BEGIN
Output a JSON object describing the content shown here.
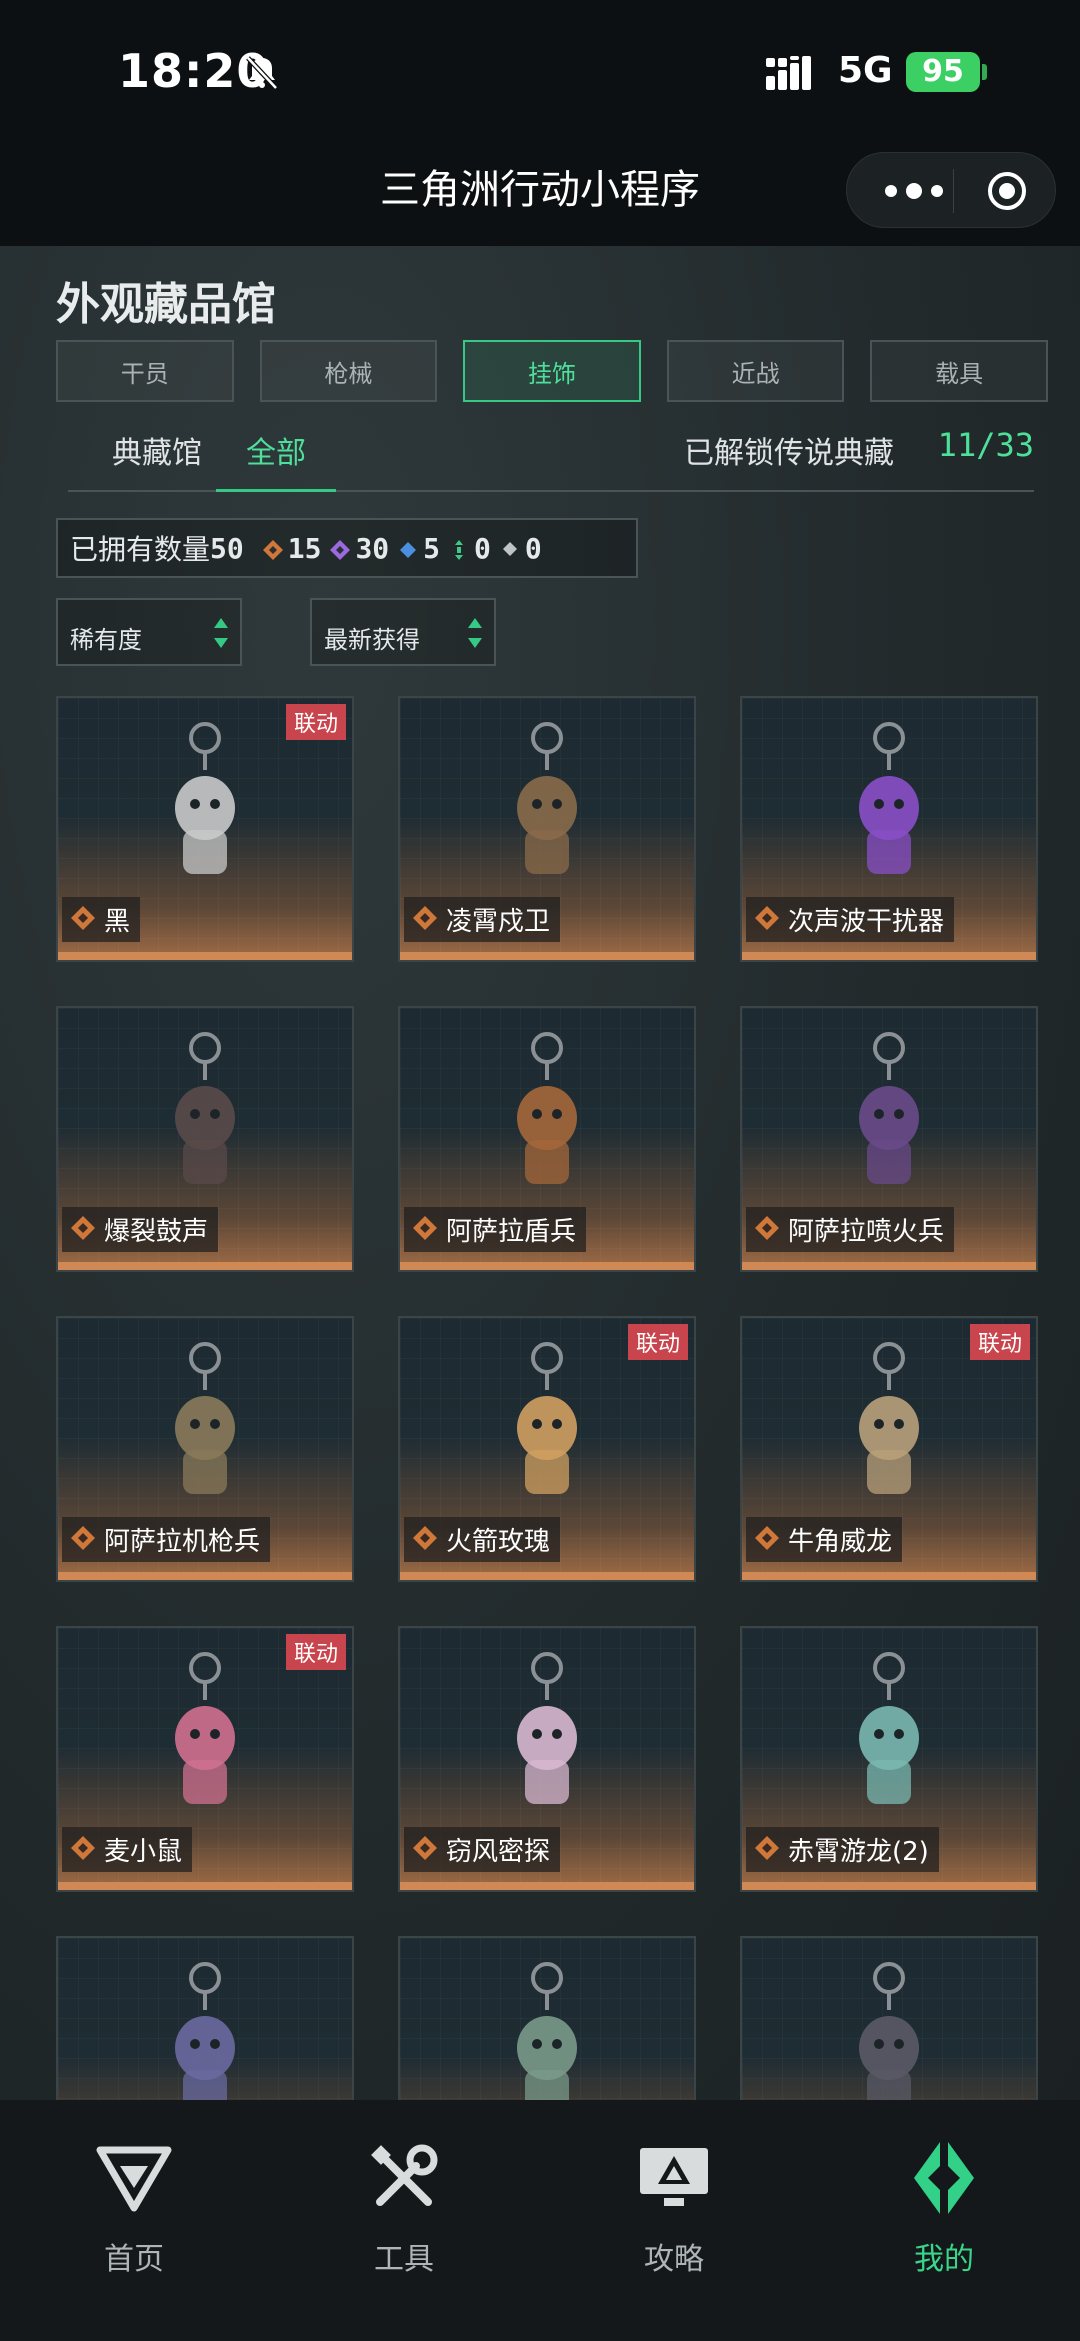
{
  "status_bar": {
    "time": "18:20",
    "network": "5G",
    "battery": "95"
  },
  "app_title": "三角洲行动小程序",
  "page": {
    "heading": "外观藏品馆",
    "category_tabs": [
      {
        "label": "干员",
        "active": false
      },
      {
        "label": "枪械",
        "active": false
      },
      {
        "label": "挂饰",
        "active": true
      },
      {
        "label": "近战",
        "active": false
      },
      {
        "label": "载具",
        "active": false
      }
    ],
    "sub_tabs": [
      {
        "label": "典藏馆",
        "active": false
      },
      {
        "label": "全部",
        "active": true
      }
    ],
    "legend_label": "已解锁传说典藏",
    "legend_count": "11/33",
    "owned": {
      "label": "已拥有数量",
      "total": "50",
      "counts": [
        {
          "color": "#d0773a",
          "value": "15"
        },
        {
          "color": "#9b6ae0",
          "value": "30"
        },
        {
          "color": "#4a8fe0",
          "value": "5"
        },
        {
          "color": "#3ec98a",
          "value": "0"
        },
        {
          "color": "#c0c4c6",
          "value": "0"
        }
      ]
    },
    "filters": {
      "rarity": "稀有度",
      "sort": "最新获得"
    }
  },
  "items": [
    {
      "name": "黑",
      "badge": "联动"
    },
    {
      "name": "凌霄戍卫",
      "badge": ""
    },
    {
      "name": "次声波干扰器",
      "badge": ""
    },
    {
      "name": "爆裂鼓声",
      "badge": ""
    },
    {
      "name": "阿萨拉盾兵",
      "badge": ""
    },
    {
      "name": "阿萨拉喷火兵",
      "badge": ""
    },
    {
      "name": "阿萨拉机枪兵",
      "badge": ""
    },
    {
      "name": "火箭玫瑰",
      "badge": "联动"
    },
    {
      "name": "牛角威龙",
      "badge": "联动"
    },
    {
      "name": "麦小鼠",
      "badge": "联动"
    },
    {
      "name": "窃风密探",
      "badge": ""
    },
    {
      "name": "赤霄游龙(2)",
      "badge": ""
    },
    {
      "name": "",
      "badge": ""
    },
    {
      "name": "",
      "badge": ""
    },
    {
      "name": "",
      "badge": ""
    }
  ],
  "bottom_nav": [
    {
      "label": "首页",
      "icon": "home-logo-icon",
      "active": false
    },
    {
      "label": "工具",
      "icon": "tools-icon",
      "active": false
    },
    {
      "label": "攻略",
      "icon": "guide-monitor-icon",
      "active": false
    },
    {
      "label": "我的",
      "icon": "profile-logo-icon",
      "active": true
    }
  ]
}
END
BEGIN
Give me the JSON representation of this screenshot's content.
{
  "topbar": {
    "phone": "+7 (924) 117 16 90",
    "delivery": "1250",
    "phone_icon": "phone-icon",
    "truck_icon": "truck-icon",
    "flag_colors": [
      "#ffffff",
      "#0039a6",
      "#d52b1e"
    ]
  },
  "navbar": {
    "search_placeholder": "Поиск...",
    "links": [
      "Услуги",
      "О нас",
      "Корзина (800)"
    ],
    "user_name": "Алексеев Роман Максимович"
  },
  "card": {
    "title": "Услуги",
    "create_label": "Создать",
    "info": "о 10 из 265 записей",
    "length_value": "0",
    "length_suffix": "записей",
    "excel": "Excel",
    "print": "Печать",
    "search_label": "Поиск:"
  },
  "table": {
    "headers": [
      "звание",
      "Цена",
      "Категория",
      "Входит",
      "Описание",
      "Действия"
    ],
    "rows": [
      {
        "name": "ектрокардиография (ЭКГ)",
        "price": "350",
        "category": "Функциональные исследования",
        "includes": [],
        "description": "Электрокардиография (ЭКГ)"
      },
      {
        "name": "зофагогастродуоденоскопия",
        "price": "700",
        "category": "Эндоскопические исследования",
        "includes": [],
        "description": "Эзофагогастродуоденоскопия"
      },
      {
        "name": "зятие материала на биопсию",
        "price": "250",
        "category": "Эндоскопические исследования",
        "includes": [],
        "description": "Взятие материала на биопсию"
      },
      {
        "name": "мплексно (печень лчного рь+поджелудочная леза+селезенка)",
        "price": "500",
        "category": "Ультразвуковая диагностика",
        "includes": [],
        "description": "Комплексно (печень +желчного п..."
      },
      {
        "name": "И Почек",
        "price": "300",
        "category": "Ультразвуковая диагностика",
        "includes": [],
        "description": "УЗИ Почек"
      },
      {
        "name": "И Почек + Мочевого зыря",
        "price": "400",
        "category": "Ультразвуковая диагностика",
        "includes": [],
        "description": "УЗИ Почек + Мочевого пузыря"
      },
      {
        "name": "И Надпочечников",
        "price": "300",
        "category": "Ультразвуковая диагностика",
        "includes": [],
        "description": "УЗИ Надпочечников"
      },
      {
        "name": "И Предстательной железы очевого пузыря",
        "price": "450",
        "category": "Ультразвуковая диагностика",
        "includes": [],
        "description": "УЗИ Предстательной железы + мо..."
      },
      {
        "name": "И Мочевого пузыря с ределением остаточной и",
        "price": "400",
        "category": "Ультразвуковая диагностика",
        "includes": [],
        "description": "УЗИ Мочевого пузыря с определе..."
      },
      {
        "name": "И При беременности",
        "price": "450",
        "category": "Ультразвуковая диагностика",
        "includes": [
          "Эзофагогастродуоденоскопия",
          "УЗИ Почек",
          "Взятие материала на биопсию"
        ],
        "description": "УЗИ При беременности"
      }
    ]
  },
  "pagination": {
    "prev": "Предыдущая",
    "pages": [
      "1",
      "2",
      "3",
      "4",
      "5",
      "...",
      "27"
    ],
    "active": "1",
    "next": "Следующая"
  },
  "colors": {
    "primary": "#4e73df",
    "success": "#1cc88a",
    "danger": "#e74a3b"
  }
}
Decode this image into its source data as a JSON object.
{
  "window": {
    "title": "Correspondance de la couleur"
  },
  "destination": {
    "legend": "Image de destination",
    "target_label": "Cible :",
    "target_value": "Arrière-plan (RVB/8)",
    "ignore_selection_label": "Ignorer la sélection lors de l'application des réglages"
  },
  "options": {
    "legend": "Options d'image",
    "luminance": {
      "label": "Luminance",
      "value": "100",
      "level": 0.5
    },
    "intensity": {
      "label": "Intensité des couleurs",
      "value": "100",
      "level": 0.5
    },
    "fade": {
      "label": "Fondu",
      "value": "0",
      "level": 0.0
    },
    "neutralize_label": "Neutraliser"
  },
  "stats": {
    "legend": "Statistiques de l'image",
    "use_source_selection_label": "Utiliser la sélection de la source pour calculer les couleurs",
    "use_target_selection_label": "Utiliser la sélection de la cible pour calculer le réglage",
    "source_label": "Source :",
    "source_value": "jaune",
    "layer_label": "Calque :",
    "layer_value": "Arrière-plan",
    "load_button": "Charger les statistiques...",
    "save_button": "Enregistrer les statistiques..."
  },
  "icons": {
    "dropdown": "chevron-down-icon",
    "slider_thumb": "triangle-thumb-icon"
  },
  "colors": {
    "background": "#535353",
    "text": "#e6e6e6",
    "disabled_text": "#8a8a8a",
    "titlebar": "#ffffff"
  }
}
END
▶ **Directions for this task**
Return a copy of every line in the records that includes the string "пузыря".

▶ **Task result**
        "description": "УЗИ Почек + Мочевого пузыря"
        "name": "И Предстательной железы очевого пузыря",
        "name": "И Мочевого пузыря с ределением остаточной и",
        "description": "УЗИ Мочевого пузыря с определе..."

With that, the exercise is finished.